Employees injured in climbing accidents on the jobsite may receive workers’ compensation benefits to compensate for their medical bills, missed days at work, and more. Climbing accident victims who suffer permanent disabling injuries as a result of the fall may receive payments based on a percentage of their pre-injury wage. Further, family members of an employee killed in climbing accidents on the job may be eligible for death benefits, which can include payments based on a percentage of the employee’s wages and a burial allowance.

Common Causes of Climbing Accidents

Jobs across Maine require employees to scale vast heights to complete tasks such as scaffolding, construction work, cell tower repair, painting, window washing, and the like. Climbing accidents can be caused by a variety of factors. Some of the leading causes of climbing accidents include:

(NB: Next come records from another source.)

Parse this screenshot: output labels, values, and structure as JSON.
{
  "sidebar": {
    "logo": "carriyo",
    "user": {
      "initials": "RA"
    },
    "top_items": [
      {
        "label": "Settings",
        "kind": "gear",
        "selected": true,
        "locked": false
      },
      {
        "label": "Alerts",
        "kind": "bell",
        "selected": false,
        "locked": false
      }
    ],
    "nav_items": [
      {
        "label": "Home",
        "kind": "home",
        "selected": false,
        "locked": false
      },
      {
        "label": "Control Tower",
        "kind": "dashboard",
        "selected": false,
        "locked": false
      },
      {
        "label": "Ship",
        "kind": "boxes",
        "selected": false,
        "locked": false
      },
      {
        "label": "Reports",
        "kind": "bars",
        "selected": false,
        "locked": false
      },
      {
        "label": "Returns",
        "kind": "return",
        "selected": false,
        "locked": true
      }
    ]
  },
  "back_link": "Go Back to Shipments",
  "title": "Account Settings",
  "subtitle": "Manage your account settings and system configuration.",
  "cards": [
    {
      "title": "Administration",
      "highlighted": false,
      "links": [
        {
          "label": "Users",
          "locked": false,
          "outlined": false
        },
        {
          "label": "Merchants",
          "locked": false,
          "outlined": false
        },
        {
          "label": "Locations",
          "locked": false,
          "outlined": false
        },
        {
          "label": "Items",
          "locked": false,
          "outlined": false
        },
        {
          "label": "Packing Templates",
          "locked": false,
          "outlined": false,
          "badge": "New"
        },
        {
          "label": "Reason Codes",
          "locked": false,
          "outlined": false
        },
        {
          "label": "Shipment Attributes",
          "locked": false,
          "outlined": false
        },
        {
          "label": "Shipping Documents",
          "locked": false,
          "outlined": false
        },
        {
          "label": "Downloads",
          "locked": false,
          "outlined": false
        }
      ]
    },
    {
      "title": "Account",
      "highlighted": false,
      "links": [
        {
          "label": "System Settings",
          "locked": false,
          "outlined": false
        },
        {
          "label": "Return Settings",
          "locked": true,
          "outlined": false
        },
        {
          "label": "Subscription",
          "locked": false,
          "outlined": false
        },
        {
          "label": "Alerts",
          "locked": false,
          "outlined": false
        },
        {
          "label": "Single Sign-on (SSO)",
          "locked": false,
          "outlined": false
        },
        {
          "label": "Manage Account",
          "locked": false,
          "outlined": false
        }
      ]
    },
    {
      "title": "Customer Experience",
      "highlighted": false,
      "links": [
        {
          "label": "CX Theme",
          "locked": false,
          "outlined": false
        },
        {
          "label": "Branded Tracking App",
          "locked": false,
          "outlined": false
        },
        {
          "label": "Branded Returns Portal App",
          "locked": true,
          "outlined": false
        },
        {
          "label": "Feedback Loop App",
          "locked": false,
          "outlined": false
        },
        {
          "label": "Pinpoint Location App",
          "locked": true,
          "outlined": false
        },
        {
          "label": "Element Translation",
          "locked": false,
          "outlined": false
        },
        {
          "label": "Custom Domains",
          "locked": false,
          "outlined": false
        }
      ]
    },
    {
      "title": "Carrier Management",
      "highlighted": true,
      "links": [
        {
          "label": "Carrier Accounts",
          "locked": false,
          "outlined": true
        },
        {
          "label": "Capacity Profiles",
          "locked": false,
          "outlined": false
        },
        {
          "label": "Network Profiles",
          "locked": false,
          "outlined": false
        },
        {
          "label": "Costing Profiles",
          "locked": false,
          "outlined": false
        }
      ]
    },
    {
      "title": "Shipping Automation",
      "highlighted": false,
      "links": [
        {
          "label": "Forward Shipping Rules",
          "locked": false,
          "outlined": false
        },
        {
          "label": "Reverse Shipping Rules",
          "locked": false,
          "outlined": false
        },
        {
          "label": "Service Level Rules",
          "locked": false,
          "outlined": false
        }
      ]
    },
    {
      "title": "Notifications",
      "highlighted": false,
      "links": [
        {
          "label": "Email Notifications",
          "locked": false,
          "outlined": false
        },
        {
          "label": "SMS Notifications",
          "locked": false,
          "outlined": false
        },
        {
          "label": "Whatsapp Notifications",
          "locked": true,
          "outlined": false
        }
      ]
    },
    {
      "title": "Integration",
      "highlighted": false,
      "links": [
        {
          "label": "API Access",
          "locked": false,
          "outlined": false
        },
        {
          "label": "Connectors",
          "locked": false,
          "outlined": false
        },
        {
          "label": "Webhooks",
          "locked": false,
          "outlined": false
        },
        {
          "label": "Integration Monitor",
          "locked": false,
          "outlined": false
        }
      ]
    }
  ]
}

  • Faulty or misused equipment—records from the Occupational Safety and Health Administration (OSHA) reveal that nearly a third of all tower climbing deaths involve problems with equipment. In construction, thousands of climbing accidents involve faulty scaffolding, ladders, and the like.
  • Inadequate protection or safety gear—all workers who climb must be outfitted with appropriate safety gear, which can include helmets, rope grabs, safety harnesses, safety glasses, and tool belts, depending upon the demands of the task. Employers have an obligation to provide the requisite safety gear and protection, and that they are educated on its proper use.
  • Lack of training—any employee who will climb on the job must be adequately trained on how to perform their jobs safely and effectively. This can include training on proper footing, setting up of equipment like scaffolding and ladders, and use of safety gear.
  • Failure to enforce safety regulations—though safety regulations are generally in place in every worksite, supervisors sometimes disregard these rules and allow climbers to follow dangerous practices, such as climbing a cell tower without a safety harness. A lack of enforcement can lead to deadly results for the climbing employee.
  • Time pressure—strict time deadlines and employer pressures can cause an employee to feel rushed to finish work as quickly as possible. Haste leads to climbers cutting corners on safety and acting without prudence, which in turn results in accident and injury.
Liability for Climbing Accidents

Maine workers expose themselves to dangerous situations every day in order to provide for their loved ones. When these employees are injured on the jobsite, employers can be held liable for their damages sustained, including medical bills and lost wages.

In Maine, nearly all employers are required to carry workers’ compensation insurance, which provides coverage for employees injured in the course and scope of employment. Though climbing accidents clearly fall under this realm, full coverage is not automatic or guaranteed. Climbing accidents frequently happen to subcontractors, who may face obstacles determining the correct party liable for their injuries. Further, insurance companies often complicate the process and resist paying for claims. It is vital to retain an experienced Maine workers’ compensation attorney to obtain a full recovery.

Maine Employee Rights Group: Lifting You Back Up When You Fall

The legal team at Maine Employee Rights Group represents injured employees statewide and will zealously fight for any employee who is injured as the result of a climbing accident on the job. We will guide you through the claims process and litigation and get you back on your feet. Call us today at 207.874.0905 to schedule a consultation.